The film was introduced by Ambassador David Scheffer, the Mayer Brown/Robert A. Helman Professor of Law and director of the Center for International Human Rights at Northwestern University School of Law. Ambassador Scheffer served as the first U.S. ambassador-at-large for war crimes issues (from 1997 to 2001) and led American initiatives on war crimes tribunals during the 1990s. He was selected by Foreign Policy magazine as one of the Top Global Thinkers of 2011 and is the author of All the Missing Souls: A Personal History of the War Crimes Tribunals.

A post-screening discussion featured restoration producer Sandra Schulberg, daughter of Stuart Schulberg, the film’s original writer/director. Ms. Schulberg is a distinguished movie producer whose credits include the Oscar-nominated Quills, Undisputed, and Waiting for the Moon. A professor at Columbia University’s graduate film school and a longtime advocate of independent films, she founded IFP (now the largest organization of independent filmmakers in the U.S) and co-founded First Run Features.

The discussion focused on why U.S. officials banned the initial American release for political reasons, as revealed in documents unearthed by Sandra Schulberg and fellow scholars who are now unraveling the mysteries surrounding this historic film.

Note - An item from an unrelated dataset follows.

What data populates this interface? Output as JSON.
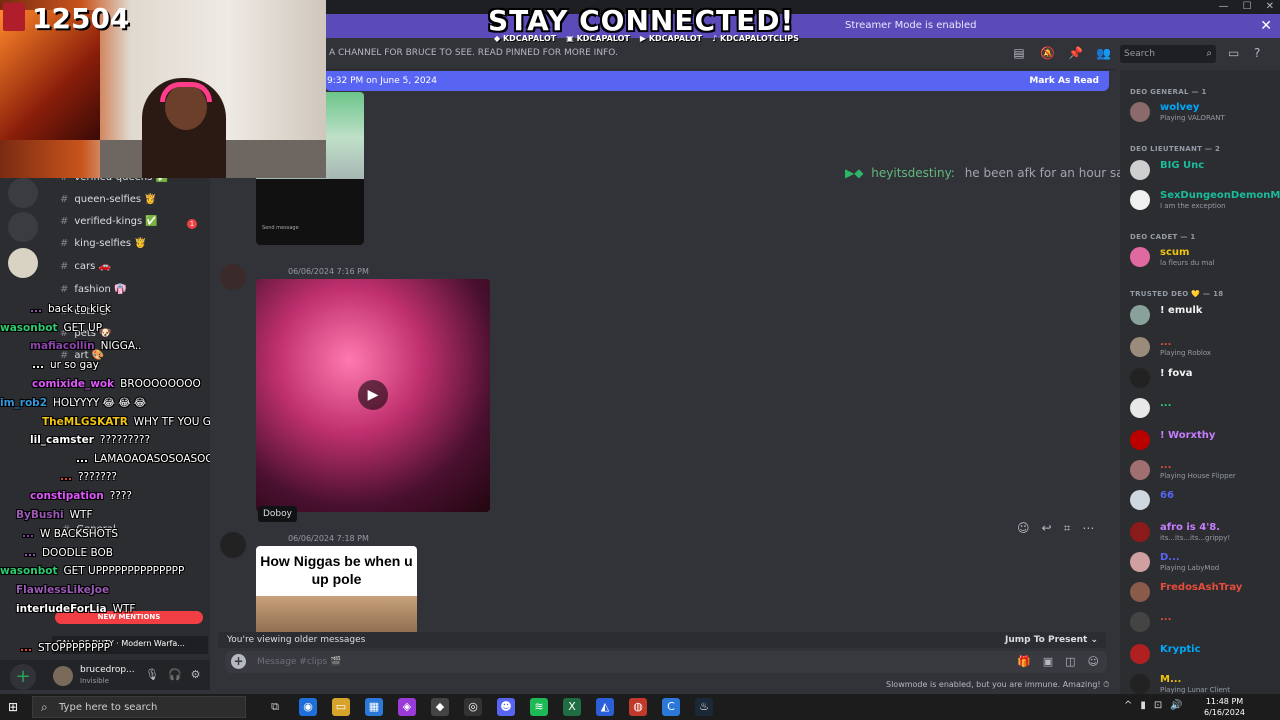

The Film is in English & German with English Subtitles.


Haunting and vivid. What this documentary shows is how a vital and indispensable principle of
humanity was restored. 
– The New York Times

More powerful than any fictional courtroom drama could hope to be.
– New York Magazine

A real life courtroom drama, suppressed - by Nina Metz for the Chicago Tribune

History Speaks Loudly in Rescued 'Nuremberg' - by Michael Fox, Film Critic for the Chicago Jewish Star

Related Exhibit

A related exhibit, Lawyers Without Rights: Jewish Lawyers Under the Third Reich, will be open on the mezzanine at Spertus through August 7. Lawyers Without Rights explores the Nazi treatment of German Jewish lawyers. This exhibit is presented by the German Federal Bar in cooperation with the American Bar Association and its Section of International Law.


This event was organized in conjunction with the American Bar Association’s CLE Showcase Program on Nuremberg at its Annual Meeting in Chicago. The ABA thanks Spertus and the Global Institute for the Prevention of Aggression for making this screening possible.